In an old Peanuts cartoon, Lucy asks Charlie Brown, “Did you ever know anyone who was really happy?”
Before he answers, that effervescent Snoopy dances into the scene – head flung back, ears streaming in the wind, a wide and giddy grin lighting up his face. He vibrates fun and hums silliness. He dances across each frame while Lucy and Charlie look silently on.
In the last frame, Lucy asks again, “Did you ever know anyone who was really happy … and was still in his right mind?”
There are a lot of people like Lucy who think that happiness is possible only for those who are a little bit crazy, who are blind to the brokenness and deaf to the groans of pain all around them.
Gladness can’t stand up under the weight of facts. Rejoicing and realism can’t stay in the same room. Folks like Lucy think that, in a world like ours, only fools laugh and sing, play and dance.

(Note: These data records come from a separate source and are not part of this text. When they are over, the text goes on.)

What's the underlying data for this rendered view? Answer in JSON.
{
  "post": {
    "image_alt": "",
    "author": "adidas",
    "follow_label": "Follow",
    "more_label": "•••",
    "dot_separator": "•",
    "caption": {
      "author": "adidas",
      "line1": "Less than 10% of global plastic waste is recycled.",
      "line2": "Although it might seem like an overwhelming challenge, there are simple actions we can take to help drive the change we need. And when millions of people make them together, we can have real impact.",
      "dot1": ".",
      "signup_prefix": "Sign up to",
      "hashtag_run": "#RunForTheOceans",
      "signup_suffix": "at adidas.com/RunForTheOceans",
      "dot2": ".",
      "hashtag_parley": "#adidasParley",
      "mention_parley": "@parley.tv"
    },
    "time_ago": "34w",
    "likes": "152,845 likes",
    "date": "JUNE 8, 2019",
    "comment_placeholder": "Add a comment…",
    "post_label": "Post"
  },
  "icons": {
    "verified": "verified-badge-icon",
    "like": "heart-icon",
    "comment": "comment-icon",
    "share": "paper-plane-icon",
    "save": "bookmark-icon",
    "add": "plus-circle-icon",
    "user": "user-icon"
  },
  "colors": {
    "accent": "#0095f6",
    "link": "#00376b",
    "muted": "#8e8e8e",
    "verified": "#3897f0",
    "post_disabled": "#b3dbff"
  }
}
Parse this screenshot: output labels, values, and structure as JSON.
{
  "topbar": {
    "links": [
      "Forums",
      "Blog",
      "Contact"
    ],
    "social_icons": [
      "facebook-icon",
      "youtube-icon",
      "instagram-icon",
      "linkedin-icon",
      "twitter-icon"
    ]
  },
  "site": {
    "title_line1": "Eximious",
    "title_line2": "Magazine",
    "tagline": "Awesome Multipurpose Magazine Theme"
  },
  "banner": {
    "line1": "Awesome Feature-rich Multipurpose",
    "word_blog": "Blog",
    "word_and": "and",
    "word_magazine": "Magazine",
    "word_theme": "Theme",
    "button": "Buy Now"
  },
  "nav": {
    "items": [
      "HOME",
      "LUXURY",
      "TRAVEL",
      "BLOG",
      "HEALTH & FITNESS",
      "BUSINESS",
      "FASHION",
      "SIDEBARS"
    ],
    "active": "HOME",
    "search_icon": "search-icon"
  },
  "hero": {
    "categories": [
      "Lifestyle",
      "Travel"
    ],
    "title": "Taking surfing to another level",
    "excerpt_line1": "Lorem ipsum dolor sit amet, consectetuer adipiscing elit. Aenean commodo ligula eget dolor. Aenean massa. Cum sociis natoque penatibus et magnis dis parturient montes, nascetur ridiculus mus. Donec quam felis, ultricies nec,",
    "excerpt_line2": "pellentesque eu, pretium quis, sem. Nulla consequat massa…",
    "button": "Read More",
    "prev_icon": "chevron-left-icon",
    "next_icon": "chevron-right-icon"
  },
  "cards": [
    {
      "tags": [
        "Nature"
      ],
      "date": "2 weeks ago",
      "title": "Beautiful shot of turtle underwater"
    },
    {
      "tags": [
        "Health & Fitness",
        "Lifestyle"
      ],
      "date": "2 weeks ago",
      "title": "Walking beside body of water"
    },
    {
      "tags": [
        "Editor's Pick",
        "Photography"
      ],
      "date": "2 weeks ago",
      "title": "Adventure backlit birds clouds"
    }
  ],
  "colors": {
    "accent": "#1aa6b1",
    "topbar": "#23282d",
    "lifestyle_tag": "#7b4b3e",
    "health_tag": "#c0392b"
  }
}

So for Lucy and her sophisticated friends, one of the most incomprehensible things the Apostle Paul ever said was: “Rejoice in the Lord always; again I will say, Rejoice.”
Live in astonished gratitude for the shining wonders of creation. Know deep in your bones how good it is to be alive – how amazing it is to feel cool water on your tongue, to hear a gentle breeze rustle through the trees and have it wash across your exhausted body, and to be restored by the healing touch of kindness and tenderness.
Know how astonishing it is to gaze up at the full moon, to watch moon shadows play on the surface of the river, and to listen to the cooing of the doves, the honking of the geese, the hooting of the owl, and the chirping of the crickets – all calling us to join their joyful songs of praise.
“Again I will say, Rejoice.” Notice the surprises of goodness that sneak into even the worst of circumstances: flowers blooming in a trash dump; the aroma of fresh bread wafting from the bakery you pass on the way to a hard meeting at work; the kindness of a stranger who stops in to help when you are far from home; the compassion of a nurse who stays with you through a hard night; the child whose smile lights up a room shadowed by seriousness; the note of encouragement that comes just before you throw in the towel; the song that lifts the fog of melancholy; and the friend who keeps showing up even when you’re sullen and sour.
“Rejoice.” Trust that, whatever is wrong with the world, it is still God’s world and lies in God’s compassionate and restoring hands.
Because it does, all shall, somehow, someday, be well. Lean into the joyful promise that nothing, not even the hardest things, can separate you from the love of God. “Again I will say, Rejoice.”
Soren Kierkegaard wrestled with melancholy all of his life. It too often won.
Like Kierkegaard, some of us find it easy to snatch defeat from the jaws of victory, who see the problem in every possibility, who can point out the persistent weaknesses of human nature, and who can predict the high probability of failure of even the best intentions.
But I’ve slowly learned that pessimism is useful only in crop and weather forecasts. In those cases, taking a dim view helps us to prepare for the worst; and, if the worst does not occur, there is no harm done.
Melancholy has valuable lessons to teach us, but they exact a price. Both pessimism and melancholy, unless they are harnessed by faith and disciplined by joy, hold us back from a wholehearted embrace of life and of God. If they are untamed in us, they cause us to hesitate, hedge and shrink back.
Kierkegaard learned, as I have been learning, that adventurous trust has power over melancholy, pessimism and despair.
He grew to depend on moments of mystical ecstasy, when he knew beyond knowing that God is near, that God is both mysteriously elusive and mercifully close and that God is Vastness and Nearness.
One of those moments of glad and saving clarity came to him on May 19, 1838. Kierkegaard wrote about it in his journal:
May 19, half past ten in the morning. There is an indescribable joy which enkindles in us as inexplicably as the apostle’s outburst comes gratuitously (Philippians 4): “Rejoice I say unto you and again I say unto you rejoice.” Not a joy over this or that but the soul’s mighty song “with tongue and mouth from the bottom of the heart” … a heavenly refrain. … a joy which cools and refreshes us like a breath of wind, a wave of air …
Inexplicable praise. Indescribable joy.
Guy Sayles is the pastor of First Baptist Church of Asheville, N.C. This column first appeared on his blog, From The Intersection.